# Action item
The required answer is the data below, restated word for word with images omitted.
------ Material provided
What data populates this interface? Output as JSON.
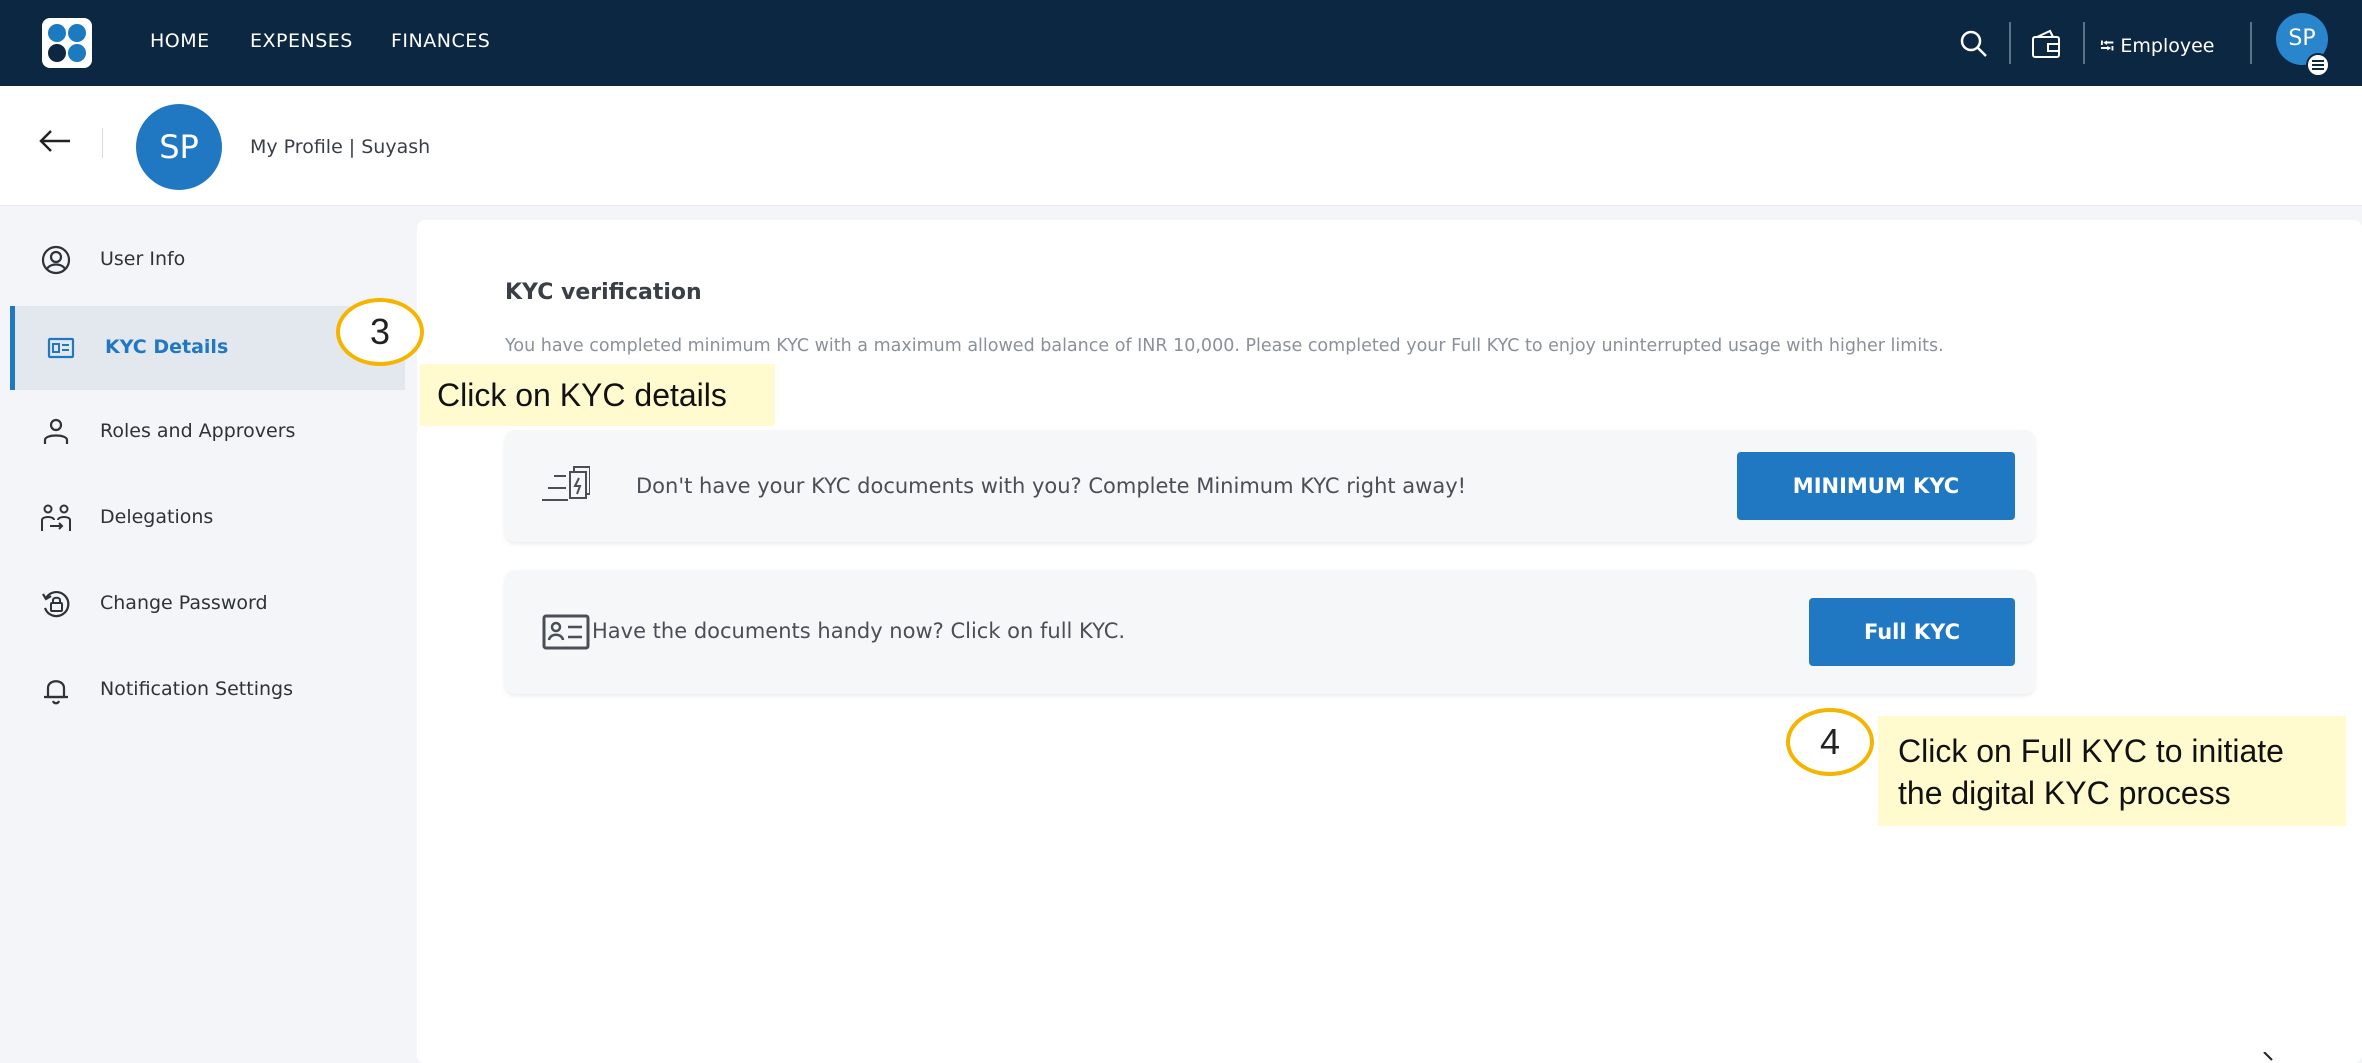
{
  "topnav": {
    "links": [
      "HOME",
      "EXPENSES",
      "FINANCES"
    ],
    "switch_label": "⭾ Employee",
    "avatar": "SP"
  },
  "profile": {
    "avatar": "SP",
    "title": "My Profile | Suyash"
  },
  "sidebar": {
    "items": [
      {
        "label": "User Info",
        "icon": "user-circle-icon"
      },
      {
        "label": "KYC Details",
        "icon": "id-card-icon",
        "active": true
      },
      {
        "label": "Roles and Approvers",
        "icon": "person-icon"
      },
      {
        "label": "Delegations",
        "icon": "people-transfer-icon"
      },
      {
        "label": "Change Password",
        "icon": "password-reset-icon"
      },
      {
        "label": "Notification Settings",
        "icon": "bell-icon"
      }
    ]
  },
  "kyc": {
    "title": "KYC verification",
    "description": "You have completed minimum KYC with a maximum allowed balance of INR 10,000. Please completed your Full KYC to enjoy uninterrupted usage with higher limits.",
    "options": [
      {
        "text": "Don't have your KYC documents with you? Complete Minimum KYC right away!",
        "button": "MINIMUM KYC",
        "icon": "fast-document-icon"
      },
      {
        "text": "Have the documents handy now? Click on full KYC.",
        "button": "Full KYC",
        "icon": "id-card-icon"
      }
    ]
  },
  "annotations": {
    "step3": {
      "number": "3",
      "text": "Click on KYC details"
    },
    "step4": {
      "number": "4",
      "line1": "Click on Full KYC to initiate",
      "line2": "the digital KYC process"
    }
  },
  "colors": {
    "nav_bg": "#0c2742",
    "accent": "#1f78c1",
    "sidebar_bg": "#f3f5f8",
    "annotation_ring": "#f5b400",
    "callout_bg": "#fffbcf"
  }
}
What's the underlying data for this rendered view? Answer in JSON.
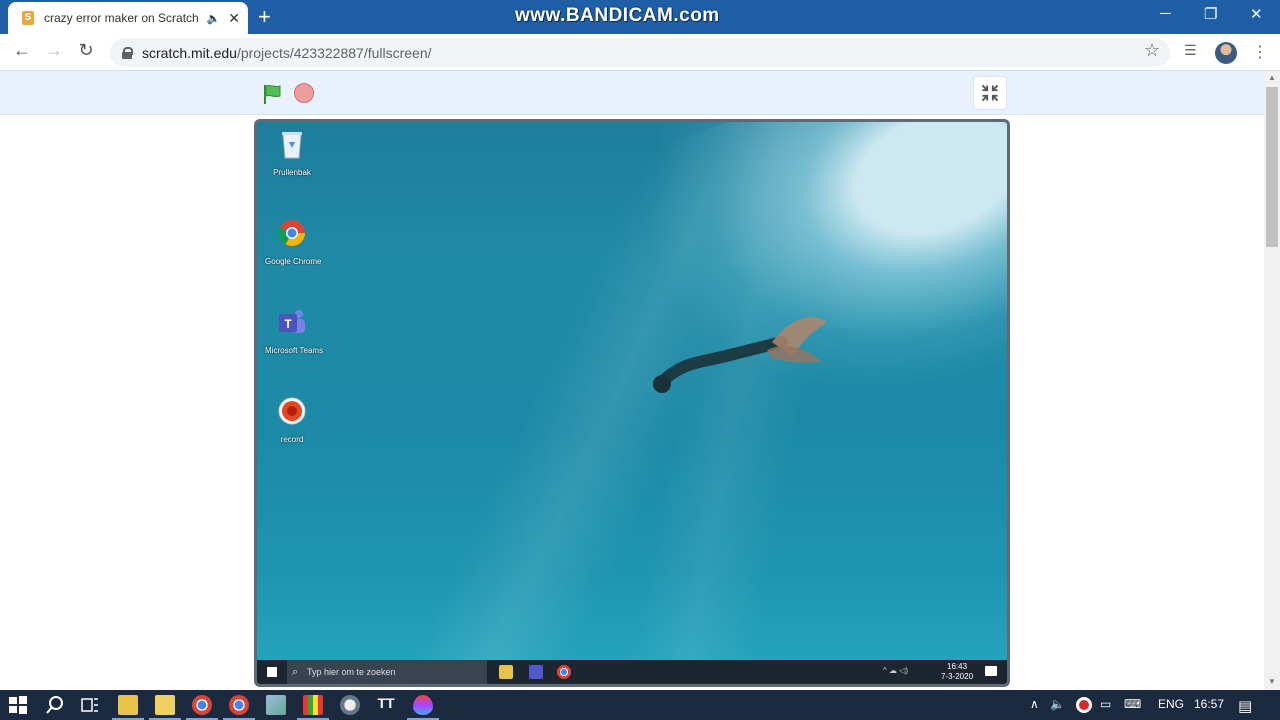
{
  "watermark": "www.BANDICAM.com",
  "browser": {
    "tab_title": "crazy error maker on Scratch",
    "tab_audio_icon": "speaker-icon",
    "tab_close": "✕",
    "new_tab": "+",
    "url_host": "scratch.mit.edu",
    "url_path": "/projects/423322887/fullscreen/",
    "window_controls": {
      "minimize": "─",
      "restore": "❐",
      "close": "✕"
    },
    "nav": {
      "back": "←",
      "forward": "→",
      "reload": "↻"
    },
    "bookmark": "☆",
    "menu": "⋮"
  },
  "scratch": {
    "green_flag_icon": "green-flag-icon",
    "stop_icon": "stop-icon",
    "exit_fullscreen_icon": "exit-fullscreen-icon"
  },
  "stage": {
    "desktop_icons": [
      {
        "label": "Prullenbak",
        "icon": "recycle-bin-icon"
      },
      {
        "label": "Google Chrome",
        "icon": "chrome-icon"
      },
      {
        "label": "Microsoft Teams",
        "icon": "teams-icon"
      },
      {
        "label": "record",
        "icon": "record-icon"
      }
    ],
    "taskbar_search_placeholder": "Typ hier om te zoeken",
    "clock_time": "16:43",
    "clock_date": "7-3-2020"
  },
  "taskbar": {
    "language": "ENG",
    "time": "16:57",
    "accent": "#1b2a3e"
  }
}
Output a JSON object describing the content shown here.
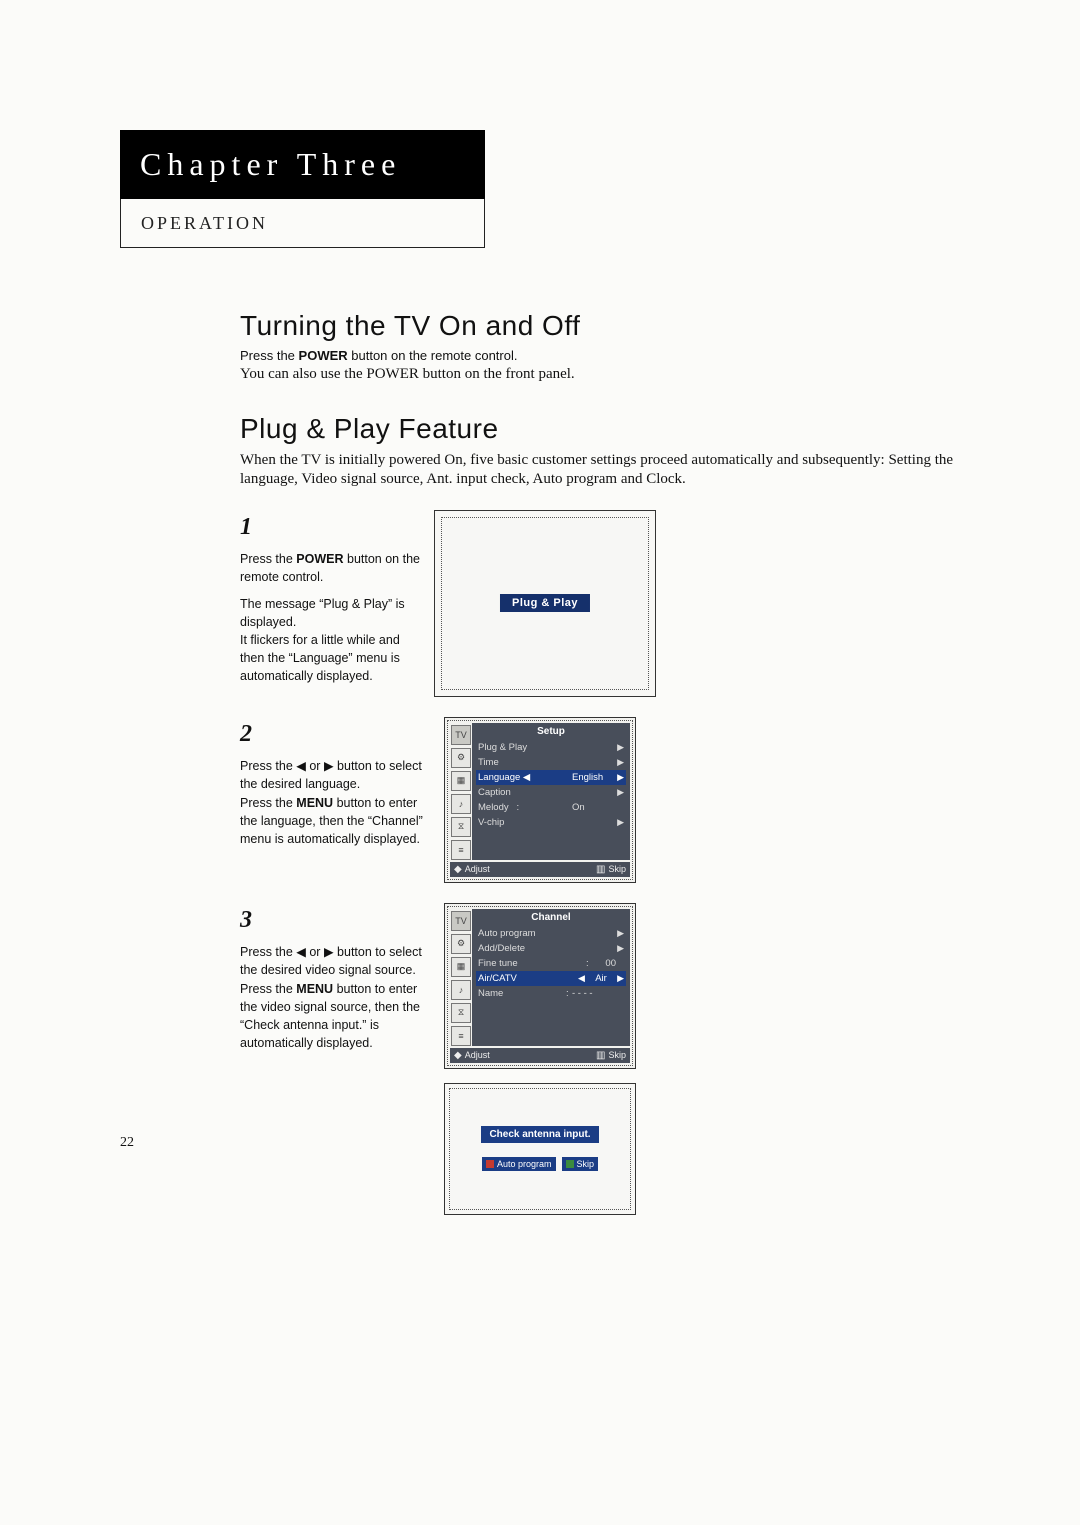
{
  "page_number": "22",
  "chapter": {
    "title": "Chapter Three",
    "subtitle": "OPERATION"
  },
  "section1": {
    "heading": "Turning the TV On and Off",
    "line1_pre": "Press the ",
    "line1_kw": "POWER",
    "line1_post": " button on the remote control.",
    "line2": "You can also use the POWER button on the front panel."
  },
  "section2": {
    "heading": "Plug & Play Feature",
    "intro": "When the TV is initially powered On, five basic customer settings proceed automatically and subsequently: Setting the language, Video signal source, Ant. input check, Auto program and Clock."
  },
  "step1": {
    "num": "1",
    "t1_pre": "Press the ",
    "t1_kw": "POWER",
    "t1_post": " button on the remote control.",
    "t2": "The message “Plug & Play” is displayed.",
    "t3": "It flickers for a little while and then the “Language” menu is automatically displayed.",
    "osd_badge": "Plug & Play"
  },
  "step2": {
    "num": "2",
    "t1": "Press the ◀ or ▶ button to select the desired language.",
    "t2_pre": "Press the ",
    "t2_kw": "MENU",
    "t2_post": " button to enter the language, then the “Channel” menu is automatically displayed.",
    "osd": {
      "title": "Setup",
      "items": {
        "pp": {
          "label": "Plug & Play"
        },
        "time": {
          "label": "Time"
        },
        "lang": {
          "label": "Language",
          "value": "English"
        },
        "cap": {
          "label": "Caption"
        },
        "mel": {
          "label": "Melody",
          "sep": ":",
          "value": "On"
        },
        "vchip": {
          "label": "V-chip"
        }
      },
      "footer_left": "Adjust",
      "footer_right": "Skip"
    }
  },
  "step3": {
    "num": "3",
    "t1": "Press the ◀ or ▶ button to select the desired video signal source.",
    "t2_pre": "Press the ",
    "t2_kw": "MENU",
    "t2_post": " button to enter the video signal source, then the “Check antenna input.” is automatically displayed.",
    "osd": {
      "title": "Channel",
      "items": {
        "auto": {
          "label": "Auto program"
        },
        "add": {
          "label": "Add/Delete"
        },
        "fine": {
          "label": "Fine tune",
          "sep": ":",
          "value": "00"
        },
        "air": {
          "label": "Air/CATV",
          "value": "Air"
        },
        "name": {
          "label": "Name",
          "sep": ":",
          "value": "- - - -"
        }
      },
      "footer_left": "Adjust",
      "footer_right": "Skip"
    },
    "check_osd": {
      "title": "Check antenna input.",
      "btn1": "Auto program",
      "btn2": "Skip"
    }
  },
  "icons": {
    "tv": "TV",
    "setup": "⚙",
    "picture": "▦",
    "sound": "♪",
    "clock": "⧖",
    "bars": "≡"
  }
}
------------
# Answer for this exercise
What data populates this interface? Output as JSON.
{
  "topnav": {
    "links": [
      "HOME",
      "EXPENSES",
      "FINANCES"
    ],
    "switch_label": "⭾ Employee",
    "avatar": "SP"
  },
  "profile": {
    "avatar": "SP",
    "title": "My Profile | Suyash"
  },
  "sidebar": {
    "items": [
      {
        "label": "User Info",
        "icon": "user-circle-icon"
      },
      {
        "label": "KYC Details",
        "icon": "id-card-icon",
        "active": true
      },
      {
        "label": "Roles and Approvers",
        "icon": "person-icon"
      },
      {
        "label": "Delegations",
        "icon": "people-transfer-icon"
      },
      {
        "label": "Change Password",
        "icon": "password-reset-icon"
      },
      {
        "label": "Notification Settings",
        "icon": "bell-icon"
      }
    ]
  },
  "kyc": {
    "title": "KYC verification",
    "description": "You have completed minimum KYC with a maximum allowed balance of INR 10,000. Please completed your Full KYC to enjoy uninterrupted usage with higher limits.",
    "options": [
      {
        "text": "Don't have your KYC documents with you? Complete Minimum KYC right away!",
        "button": "MINIMUM KYC",
        "icon": "fast-document-icon"
      },
      {
        "text": "Have the documents handy now? Click on full KYC.",
        "button": "Full KYC",
        "icon": "id-card-icon"
      }
    ]
  },
  "annotations": {
    "step3": {
      "number": "3",
      "text": "Click on KYC details"
    },
    "step4": {
      "number": "4",
      "line1": "Click on Full KYC to initiate",
      "line2": "the digital KYC process"
    }
  },
  "colors": {
    "nav_bg": "#0c2742",
    "accent": "#1f78c1",
    "sidebar_bg": "#f3f5f8",
    "annotation_ring": "#f5b400",
    "callout_bg": "#fffbcf"
  }
}
What's the underlying data for this rendered view? Answer in JSON.
{
  "watermark": "www.BANDICAM.com",
  "browser": {
    "tab_title": "crazy error maker on Scratch",
    "tab_audio_icon": "speaker-icon",
    "tab_close": "✕",
    "new_tab": "+",
    "url_host": "scratch.mit.edu",
    "url_path": "/projects/423322887/fullscreen/",
    "window_controls": {
      "minimize": "─",
      "restore": "❐",
      "close": "✕"
    },
    "nav": {
      "back": "←",
      "forward": "→",
      "reload": "↻"
    },
    "bookmark": "☆",
    "menu": "⋮"
  },
  "scratch": {
    "green_flag_icon": "green-flag-icon",
    "stop_icon": "stop-icon",
    "exit_fullscreen_icon": "exit-fullscreen-icon"
  },
  "stage": {
    "desktop_icons": [
      {
        "label": "Prullenbak",
        "icon": "recycle-bin-icon"
      },
      {
        "label": "Google Chrome",
        "icon": "chrome-icon"
      },
      {
        "label": "Microsoft Teams",
        "icon": "teams-icon"
      },
      {
        "label": "record",
        "icon": "record-icon"
      }
    ],
    "taskbar_search_placeholder": "Typ hier om te zoeken",
    "clock_time": "16:43",
    "clock_date": "7-3-2020"
  },
  "taskbar": {
    "language": "ENG",
    "time": "16:57",
    "accent": "#1b2a3e"
  }
}
Output a JSON object describing the content shown here.
{
  "page_number": "22",
  "chapter": {
    "title": "Chapter Three",
    "subtitle": "OPERATION"
  },
  "section1": {
    "heading": "Turning the TV On and Off",
    "line1_pre": "Press the ",
    "line1_kw": "POWER",
    "line1_post": " button on the remote control.",
    "line2": "You can also use the POWER button on the front panel."
  },
  "section2": {
    "heading": "Plug & Play Feature",
    "intro": "When the TV is initially powered On, five basic customer settings proceed automatically and subsequently: Setting the language, Video signal source, Ant. input check, Auto program and Clock."
  },
  "step1": {
    "num": "1",
    "t1_pre": "Press the ",
    "t1_kw": "POWER",
    "t1_post": " button on the remote control.",
    "t2": "The message “Plug & Play” is displayed.",
    "t3": "It flickers for a little while and then the “Language” menu is automatically displayed.",
    "osd_badge": "Plug & Play"
  },
  "step2": {
    "num": "2",
    "t1": "Press the ◀ or ▶ button to select the desired language.",
    "t2_pre": "Press the ",
    "t2_kw": "MENU",
    "t2_post": " button to enter the language, then the “Channel” menu is automatically displayed.",
    "osd": {
      "title": "Setup",
      "items": {
        "pp": {
          "label": "Plug & Play"
        },
        "time": {
          "label": "Time"
        },
        "lang": {
          "label": "Language",
          "value": "English"
        },
        "cap": {
          "label": "Caption"
        },
        "mel": {
          "label": "Melody",
          "sep": ":",
          "value": "On"
        },
        "vchip": {
          "label": "V-chip"
        }
      },
      "footer_left": "Adjust",
      "footer_right": "Skip"
    }
  },
  "step3": {
    "num": "3",
    "t1": "Press the ◀ or ▶ button to select the desired video signal source.",
    "t2_pre": "Press the ",
    "t2_kw": "MENU",
    "t2_post": " button to enter the video signal source, then the “Check antenna input.” is automatically displayed.",
    "osd": {
      "title": "Channel",
      "items": {
        "auto": {
          "label": "Auto program"
        },
        "add": {
          "label": "Add/Delete"
        },
        "fine": {
          "label": "Fine tune",
          "sep": ":",
          "value": "00"
        },
        "air": {
          "label": "Air/CATV",
          "value": "Air"
        },
        "name": {
          "label": "Name",
          "sep": ":",
          "value": "- - - -"
        }
      },
      "footer_left": "Adjust",
      "footer_right": "Skip"
    },
    "check_osd": {
      "title": "Check antenna input.",
      "btn1": "Auto program",
      "btn2": "Skip"
    }
  },
  "icons": {
    "tv": "TV",
    "setup": "⚙",
    "picture": "▦",
    "sound": "♪",
    "clock": "⧖",
    "bars": "≡"
  }
}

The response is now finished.